For this too-good-to-be-blue mac and cheese, I chose a killer combo of three cheeses that will seriously “mac” a difference in your recipe. Forget that government cheese, we’re doing award-winners here.
Instead of neon-colored block cheddar, I’m kickin’ it with Cabot Clothbound Cheddar, aged by the good people from The Cellars at Jasper Hill. Wrapped in muslin and rubbed in lard to seal in epic flavor, this is a much earthier, robust, and well-rounded cheese for your mac (read as: tastes more expensive, still super affordable). Pair that with some Cranberry Jalapeno Jack from Wisconsin instead of faceless “pepperjack” cheese, and go for the gold with Colston Bassett Stilton crumbled on top! Still not entirely sure what “blue cheese crumbles” means in a recipe… One might as well say “red sauce” and “pasta-like tubes”, if we’re in the habit of generalizing.
Enough snobbery! I’m a jaded gal when it comes to generic cheese, but please taste the full weight of my apology in this phenomenal version of Buffalo Chicken Mac and Cheese. Ain’t she a beaut?
7 Tbsp unsalted “fun butter”
16 oz Bartolini Cavatelli pasta
1 small onion, diced
2 stalks celery, diced
3 cups shredded rotisserie chicken (we make ours fresh multiple times a day at our Rittenhouse, Franklin, and Comcast locations!)
2 cloves garlic, minced
3/4 cup buffalo sauce (see our buff-tastic version in the post above!)
2 Tbsp all-purpose flour
2 tsp dry mustard
2 1/2 cups half-and-half
1 lb. Cabot Clothbound Cheddar, cubed or shredded
1/2 lb. Cranberry Jalapeno Jack, shredded
2/3 cup sour cream
1 cup Panko breadcrumbs
1/2 cup (4 oz) crumbled Stilton
2 Tbsp fresh chopped parsley (we used flat-leaf, you can use whatever!)
1. Preheat your oven at 350 degrees, grab a 9×13 baking pan and spray it with nonstick magic. Boil a large pot of water for your Cavatelli, don’t forget to salt it — takes about 10 minutes to get to al dente. Drain in a colander and set aside.

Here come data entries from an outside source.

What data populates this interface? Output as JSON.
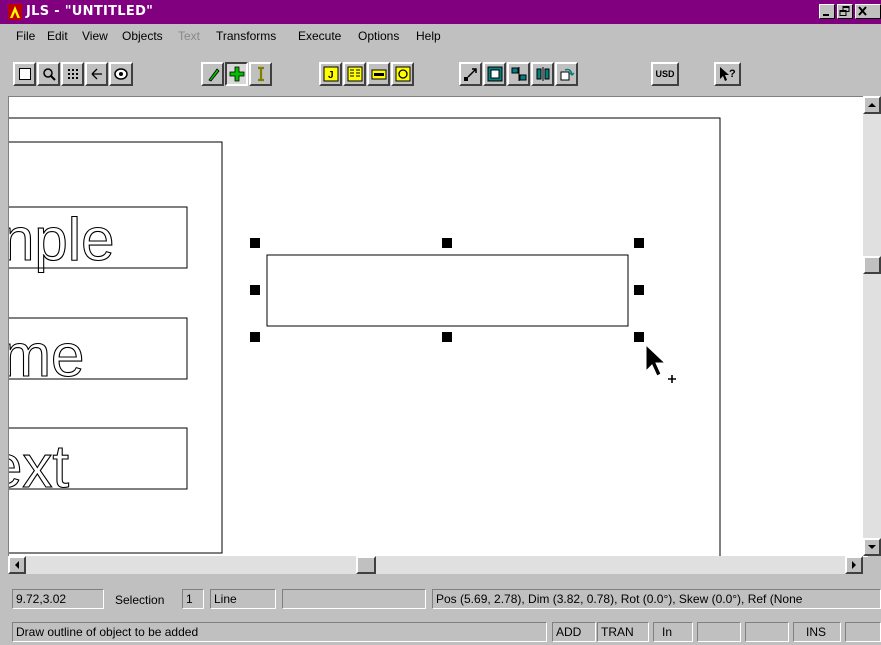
{
  "window": {
    "title": "JLS - \"UNTITLED\""
  },
  "menu": {
    "items": [
      {
        "label": "File"
      },
      {
        "label": "Edit"
      },
      {
        "label": "View"
      },
      {
        "label": "Objects"
      },
      {
        "label": "Text",
        "disabled": true
      },
      {
        "label": "Transforms"
      },
      {
        "label": "Execute"
      },
      {
        "label": "Options"
      },
      {
        "label": "Help"
      }
    ]
  },
  "toolbar": {
    "usd_label": "USD",
    "buttons": [
      "select-tool",
      "zoom-tool",
      "grid-tool",
      "arrow-tool",
      "view-tool",
      "edit-node-tool",
      "add-tool",
      "text-cursor-tool",
      "object-j-tool",
      "object-list-tool",
      "object-label-tool",
      "object-circle-tool",
      "move-tool",
      "resize-tool",
      "mirror-tool",
      "align-tool",
      "rotate-tool",
      "usd-tool",
      "help-tool"
    ]
  },
  "canvas": {
    "texts": [
      {
        "text": "nple"
      },
      {
        "text": "me"
      },
      {
        "text": "ext"
      }
    ],
    "selected_object": {
      "type": "Line"
    }
  },
  "status1": {
    "coords": "9.72,3.02",
    "selection_label": "Selection",
    "selection_count": "1",
    "object_type": "Line",
    "info": "Pos (5.69, 2.78), Dim (3.82, 0.78), Rot (0.0°), Skew (0.0°), Ref (None"
  },
  "status2": {
    "message": "Draw outline of object to be added",
    "mode_add": "ADD",
    "mode_tran": "TRAN",
    "units": "In",
    "ins": "INS"
  },
  "colors": {
    "titlebar": "#800080",
    "chrome": "#c0c0c0",
    "accent_yellow": "#ffff00",
    "accent_green": "#00c000",
    "accent_blue": "#008080"
  }
}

2. In skillet number 1, melt 3 T of fun butter over medium heat, add celery and onion and cook until soft, about 5 minutes. Then add chicken and garlic, cook another 2 minutes or so. Then add 1/2 cup of buffalo sauce, you can skimp or splurge on the amount, depending on how many buffalos you like. Simmer it down, now, and let it thicken for about a minute.
3. Meanwhile, in skillet number 2, melt 2 T of fun butter, also over medium heat. We’re building a cheese sauce, so we’ll layer in the fun stuff: Start by whisking in the flour and dry mustard, then the half-and-half, and then the remaining 1/4 cup buffalo sauce and let it get saucy for a couple minutes. Whisk in cheddar and cranberry jack cheeses a little at a time, and throw in the sour cream once the cheese is all melted.
4. Grab a big ol’ bowl and throw in the cooked pasta, the chicken magic, and the cheese sauce and stir it all up. Try not to eat all of it, but you should totally taste-test… like I did… right now. Pour it all into that baking dish.
5. Melt the last 2 T of fun butter (seriously, I can’t stop saying “fun butter”) in the microwave for a few seconds, stir in the Panko and the parsley, and spread / sprinkle over the mac. Then, as the coup de grace, crumble your yummy Stilton all over that madness. Bake for 30-40 minutes until cheese is bubbly and Panko is golden. Let it rest for ten minutes before serving, or at least give it your best shot.